Saina said the issue was major distraction for her and she was quite stressed because of it.
"For two days, I was worried and didn't even sleep. I can't sit there for three-four hours and be patient, I am not a government official. I am a player, I have matches. Sindhu was not playing team event, I had to perform there. Sometimes things take time but I think had I not been this aggressive it wouldn't have happened," she said.
"He was sitting outside the village for two days. He couldn't even come in to the dining hall. What was the point of his coming here. It was a stressful situation but you have to fight it out. I needed rest. Roger Federer says he sleeps for 10-12 hours, I was not even sleeping for half an hour because my father was sitting outside. How could I sleep?" she said.
Saina said the criticism that came her way because of the incident was uncalled for. She had been accused of blaming the Indian officialdom with her pullout threat.
"The problem was I fought, people didn't like I fought. Why wouldn't I fight for my parents?" she asked.
Saina also took a dig at her critics for writing her off after every bad result.
"There are 100 things that go in India. I wouldn't say it happens in China but in India if I lose, people start with 'Oh Saina lost, Saina is becoming old, Saina should retire'. I think there would be 100 things written about me but for her (P V Sindhu) it is still ok because she is still coming up," Saina said.

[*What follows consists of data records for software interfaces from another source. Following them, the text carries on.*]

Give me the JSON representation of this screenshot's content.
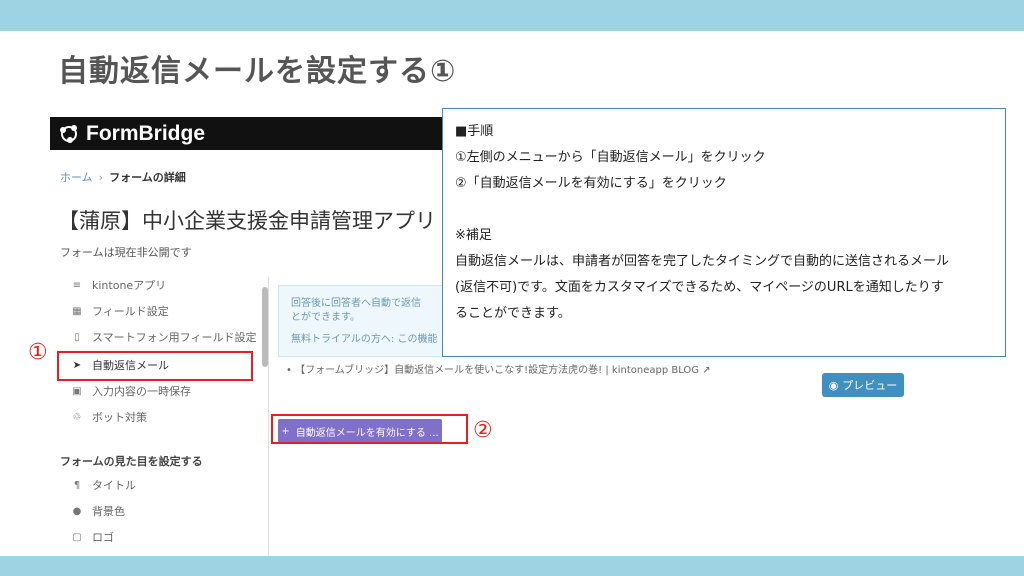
{
  "slide": {
    "title": "自動返信メールを設定する①",
    "band_color": "#9dd3e2"
  },
  "screenshot": {
    "logo_text": "FormBridge",
    "breadcrumb": {
      "home": "ホーム",
      "current": "フォームの詳細"
    },
    "app_title": "【蒲原】中小企業支援金申請管理アプリ",
    "form_status": "フォームは現在非公開です",
    "sidebar": {
      "items": [
        {
          "label": "kintoneアプリ",
          "icon": "database-icon"
        },
        {
          "label": "フィールド設定",
          "icon": "grid-icon"
        },
        {
          "label": "スマートフォン用フィールド設定",
          "icon": "smartphone-icon"
        },
        {
          "label": "自動返信メール",
          "icon": "paper-plane-icon"
        },
        {
          "label": "入力内容の一時保存",
          "icon": "save-icon"
        },
        {
          "label": "ボット対策",
          "icon": "recycle-icon"
        }
      ],
      "heading": "フォームの見た目を設定する",
      "style_items": [
        {
          "label": "タイトル",
          "icon": "pilcrow-icon"
        },
        {
          "label": "背景色",
          "icon": "drop-icon"
        },
        {
          "label": "ロゴ",
          "icon": "image-icon"
        }
      ]
    },
    "info_box": {
      "line1": "回答後に回答者へ自動で返信",
      "line2": "とができます。",
      "line3": "無料トライアルの方へ: この機能"
    },
    "link_text": "【フォームブリッジ】自動返信メールを使いこなす!設定方法虎の巻! | kintoneapp BLOG",
    "preview_label": "プレビュー",
    "enable_label": "自動返信メールを有効にする ..."
  },
  "markers": {
    "one": "①",
    "two": "②",
    "highlight_color": "#e52020"
  },
  "note": {
    "heading": "■手順",
    "step1": "①左側のメニューから「自動返信メール」をクリック",
    "step2": "②「自動返信メールを有効にする」をクリック",
    "supplement_heading": "※補足",
    "supplement_line1": "自動返信メールは、申請者が回答を完了したタイミングで自動的に送信されるメール",
    "supplement_line2": "(返信不可)です。文面をカスタマイズできるため、マイページのURLを通知したりす",
    "supplement_line3": "ることができます。"
  }
}
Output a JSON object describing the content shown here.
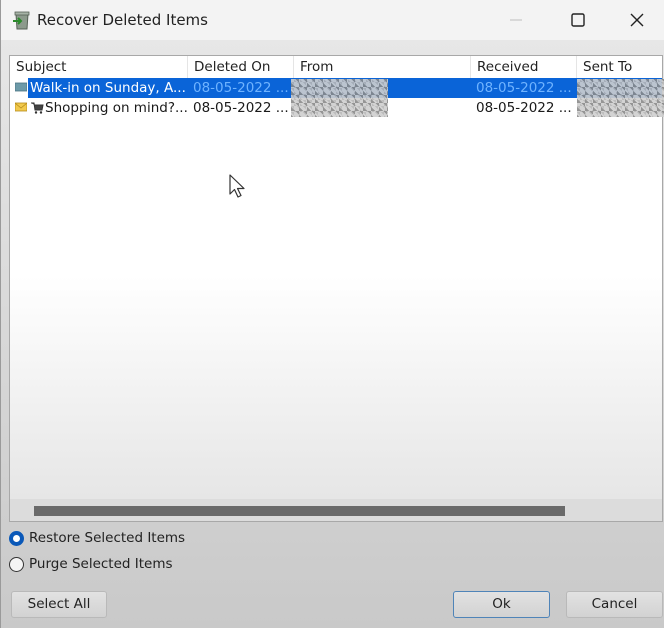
{
  "window": {
    "title": "Recover Deleted Items",
    "app_icon": "recycle-bin-icon",
    "controls": [
      "minimize-icon",
      "maximize-icon",
      "close-icon"
    ]
  },
  "list": {
    "columns": [
      "Subject",
      "Deleted On",
      "From",
      "Received",
      "Sent To"
    ],
    "rows": [
      {
        "icon": "meeting-request-icon",
        "subject": "Walk-in on Sunday, A...",
        "deleted_on": "08-05-2022 ...",
        "from": "[redacted]",
        "received": "08-05-2022 ...",
        "sent_to": "[redacted]",
        "selected": true
      },
      {
        "icon": "envelope-icon",
        "subject_prefix_icon": "shopping-cart-icon",
        "subject": "Shopping on mind?...",
        "deleted_on": "08-05-2022 ...",
        "from": "[redacted]",
        "received": "08-05-2022 ...",
        "sent_to": "[redacted]",
        "selected": false
      }
    ]
  },
  "options": {
    "restore_label": "Restore Selected Items",
    "purge_label": "Purge Selected Items",
    "selected": "restore"
  },
  "buttons": {
    "select_all": "Select All",
    "ok": "Ok",
    "cancel": "Cancel"
  }
}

Saina's mother Usha Rani also had a word and couldn't have been happier for her daughter who won the gold medal against fellow countrymate PV Sindhu.
"We are really happy with her victory (Gold medal), she has been working hard for this. She had suffered an injury and she wanted to win. I usually don't watch her crucial matches, I prefer doing puja for her win. Both (Saina & Sindhu) played very well. I am proud of her comeback."
(With PTI Inputs)